  • wos:000303001500006
  • scopus:84860237716
ISSN
1600-0412
DOI
10.1111/j.1600-0412.2012.01382.x
language
English
LU publication?
yes
id
a055a1a6-6748-472c-adc0-507a173d3620 (old id 2570861)
date added to LUP
2012-06-01 08:52:43
date last changed
2017-11-19 03:57:44
@article{a055a1a6-6748-472c-adc0-507a173d3620,
  abstract     = {Objective. To study lumbopelvic pain in women randomized to a regular exercise program during pregnancy in comparison to women receiving standard antenatal care. Design. A two-armed, two-center, randomized controlled trial. Setting. St Olavs Hospital, Trondheim University Hospital and Stavanger University Hospital. Population. A total of 855 pregnant women were randomized to intervention or control groups. Methods. The intervention was a 12 week exercise program, including aerobic and strengthening exercises, conducted between 20 and 36 weeks of pregnancy. One weekly group session was led by physiotherapists, and home exercises were encouraged twice a week. The control group received standard antenatal care. Main outcome measures. Self-reports of lumbopelvic pain and sick leave due to lumbopelvic pain. The data were analysed according to the intention-to-treat principle. Results. There were no significant differences between groups of women reporting lumbopelvic pain at 36 weeks (74 vs. 75%, p=0.76). The proportion of women on sick leave due to lumbopelvic pain was lower in the intervention group (22% vs 31%, p=0.01). Conclusions. Exercise during pregnancy does not influence the prevalence of lumbopelvic pain, but women offered a regular exercise course seem to handle the disorder better.},
  author       = {Stafne, Signe N. and Salvesen, Kjell A. and Romundstad, Pal R. and Stuge, Britt and Morkved, Siv},
  issn         = {1600-0412},

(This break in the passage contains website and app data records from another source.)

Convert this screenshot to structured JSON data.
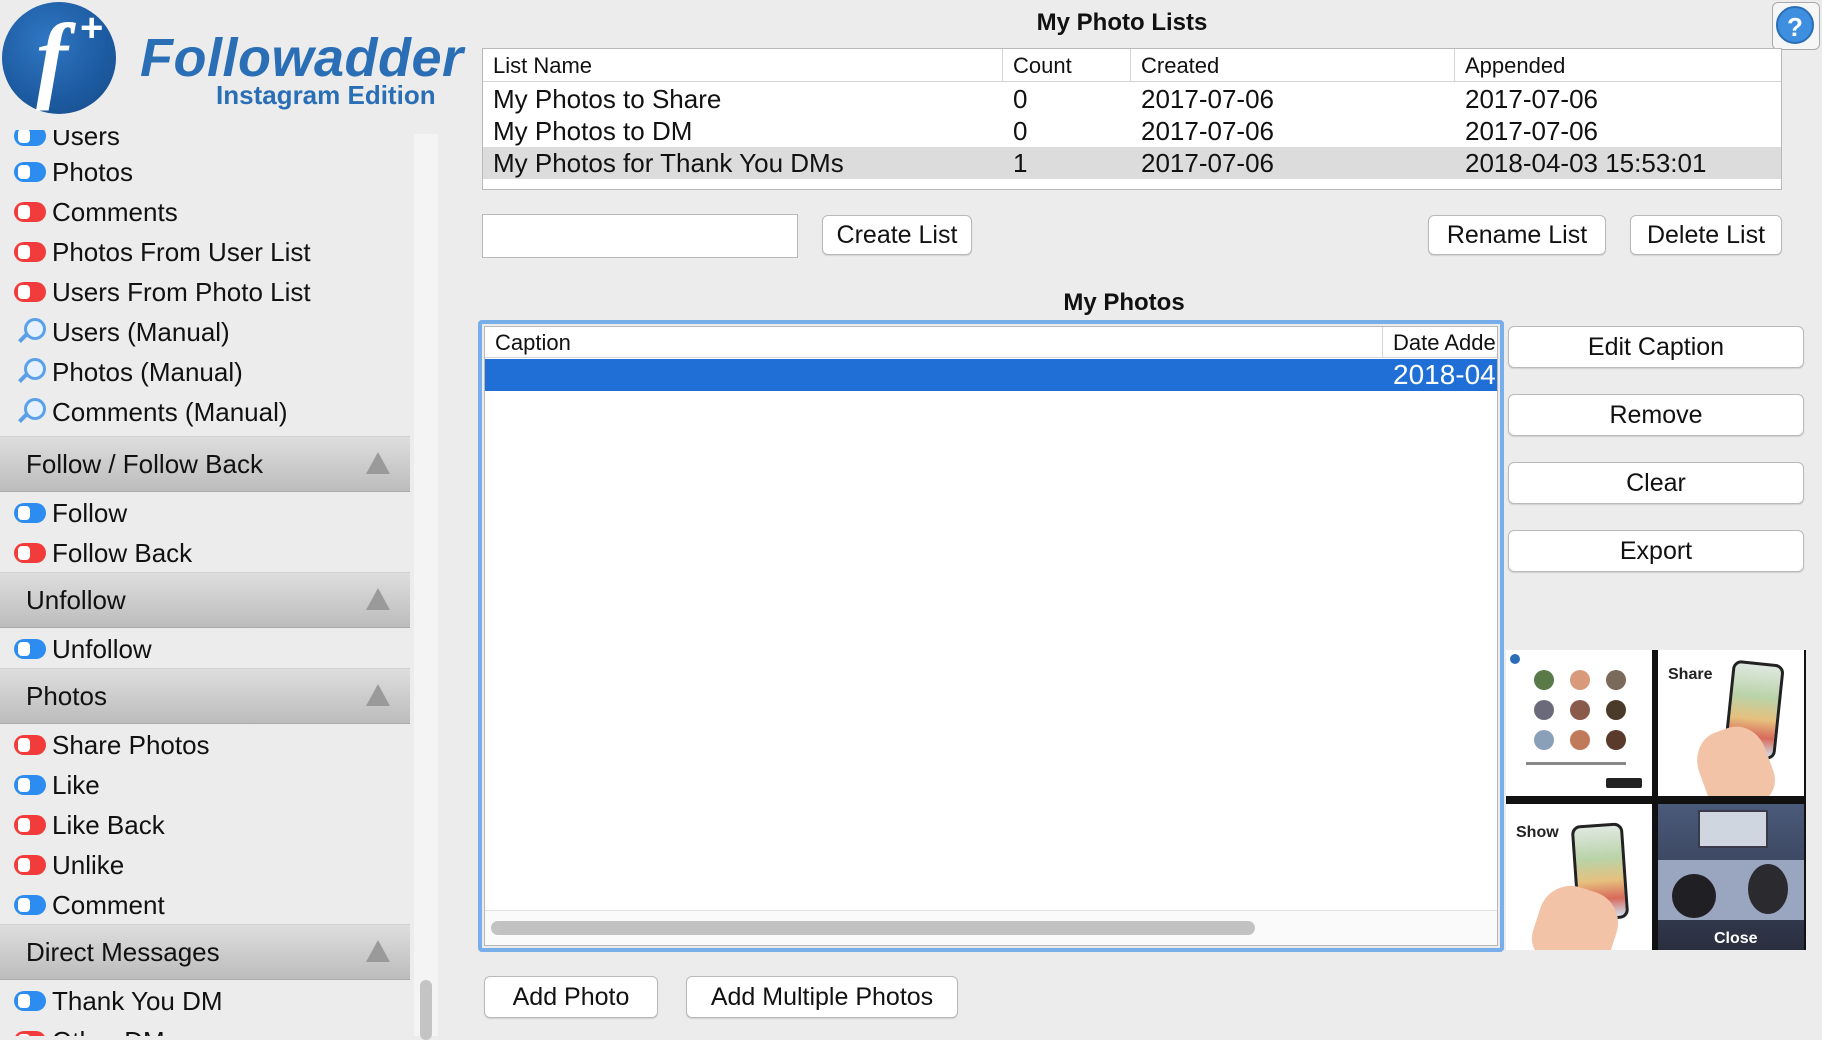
{
  "app": {
    "logo_name": "Followadder",
    "logo_edition": "Instagram Edition"
  },
  "sidebar": {
    "items_top": [
      {
        "label": "Users",
        "icon": "toggle-blue"
      },
      {
        "label": "Photos",
        "icon": "toggle-blue"
      },
      {
        "label": "Comments",
        "icon": "toggle-red"
      },
      {
        "label": "Photos From User List",
        "icon": "toggle-red"
      },
      {
        "label": "Users From Photo List",
        "icon": "toggle-red"
      },
      {
        "label": "Users (Manual)",
        "icon": "magnifier-icon"
      },
      {
        "label": "Photos (Manual)",
        "icon": "magnifier-icon"
      },
      {
        "label": "Comments (Manual)",
        "icon": "magnifier-icon"
      }
    ],
    "sections": [
      {
        "title": "Follow / Follow Back",
        "items": [
          {
            "label": "Follow",
            "icon": "toggle-blue"
          },
          {
            "label": "Follow Back",
            "icon": "toggle-red"
          }
        ]
      },
      {
        "title": "Unfollow",
        "items": [
          {
            "label": "Unfollow",
            "icon": "toggle-blue"
          }
        ]
      },
      {
        "title": "Photos",
        "items": [
          {
            "label": "Share Photos",
            "icon": "toggle-red"
          },
          {
            "label": "Like",
            "icon": "toggle-blue"
          },
          {
            "label": "Like Back",
            "icon": "toggle-red"
          },
          {
            "label": "Unlike",
            "icon": "toggle-red"
          },
          {
            "label": "Comment",
            "icon": "toggle-blue"
          }
        ]
      },
      {
        "title": "Direct Messages",
        "items": [
          {
            "label": "Thank You DM",
            "icon": "toggle-blue"
          },
          {
            "label": "Other DM",
            "icon": "toggle-red"
          }
        ]
      }
    ],
    "colors": {
      "toggle_on": "#2d8cf0",
      "toggle_off": "#f23b3b"
    }
  },
  "photo_lists": {
    "title": "My Photo Lists",
    "help_label": "?",
    "columns": [
      "List Name",
      "Count",
      "Created",
      "Appended"
    ],
    "rows": [
      {
        "name": "My Photos to Share",
        "count": "0",
        "created": "2017-07-06",
        "appended": "2017-07-06",
        "selected": false
      },
      {
        "name": "My Photos to DM",
        "count": "0",
        "created": "2017-07-06",
        "appended": "2017-07-06",
        "selected": false
      },
      {
        "name": "My Photos for Thank You DMs",
        "count": "1",
        "created": "2017-07-06",
        "appended": "2018-04-03 15:53:01",
        "selected": true
      }
    ],
    "new_list_input_value": "",
    "create_label": "Create List",
    "rename_label": "Rename List",
    "delete_label": "Delete List"
  },
  "my_photos": {
    "title": "My Photos",
    "columns": [
      "Caption",
      "Date Adde"
    ],
    "rows": [
      {
        "caption": "",
        "date": "2018-04",
        "selected": true
      }
    ],
    "actions": {
      "edit_caption": "Edit Caption",
      "remove": "Remove",
      "clear": "Clear",
      "export": "Export"
    },
    "add_photo_label": "Add Photo",
    "add_multiple_label": "Add Multiple Photos",
    "selection_color": "#1f6fd6"
  },
  "preview": {
    "captions": [
      "Share",
      "Show",
      "Close"
    ]
  }
}
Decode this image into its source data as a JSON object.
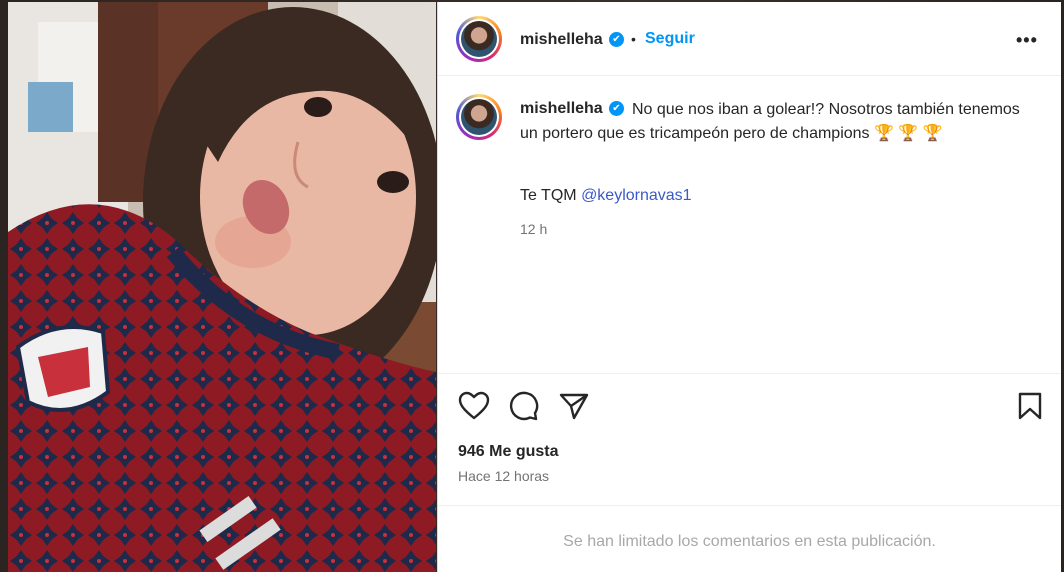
{
  "post": {
    "username": "mishelleha",
    "verified_mark": "✔",
    "separator": "•",
    "follow_label": "Seguir",
    "more_label": "•••",
    "caption_text": "No que nos iban a golear!? Nosotros también tenemos un portero que es tricampeón pero de champions 🏆 🏆 🏆",
    "caption_line2_prefix": "Te TQM",
    "caption_mention": "@keylornavas1",
    "caption_time": "12 h",
    "likes": "946 Me gusta",
    "posted_ago": "Hace 12 horas",
    "comments_limited": "Se han limitado los comentarios en esta publicación."
  },
  "icons": {
    "like": "heart-icon",
    "comment": "comment-icon",
    "share": "send-icon",
    "save": "bookmark-icon",
    "more": "more-options-icon"
  },
  "colors": {
    "follow": "#0095f6",
    "verified": "#0095f6",
    "mention": "#3a5ac9",
    "muted": "#737373",
    "limited": "#a8a8a8"
  }
}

  keyword      = {Exercise,pregnancy,lumbopelvic pain,prevention,sick leave},
  language     = {eng},
  number       = {5},
  pages        = {552--559},
  publisher    = {Wiley-Blackwell},
  series       = {Acta Obstetricia et Gynecologica Scandinavica},
  title        = {Does regular exercise during pregnancy influence lumbopelvic pain? A randomized controlled trial},
  url          = {http://dx.doi.org/10.1111/j.1600-0412.2012.01382.x},
  volume       = {91},
  year         = {2012},
}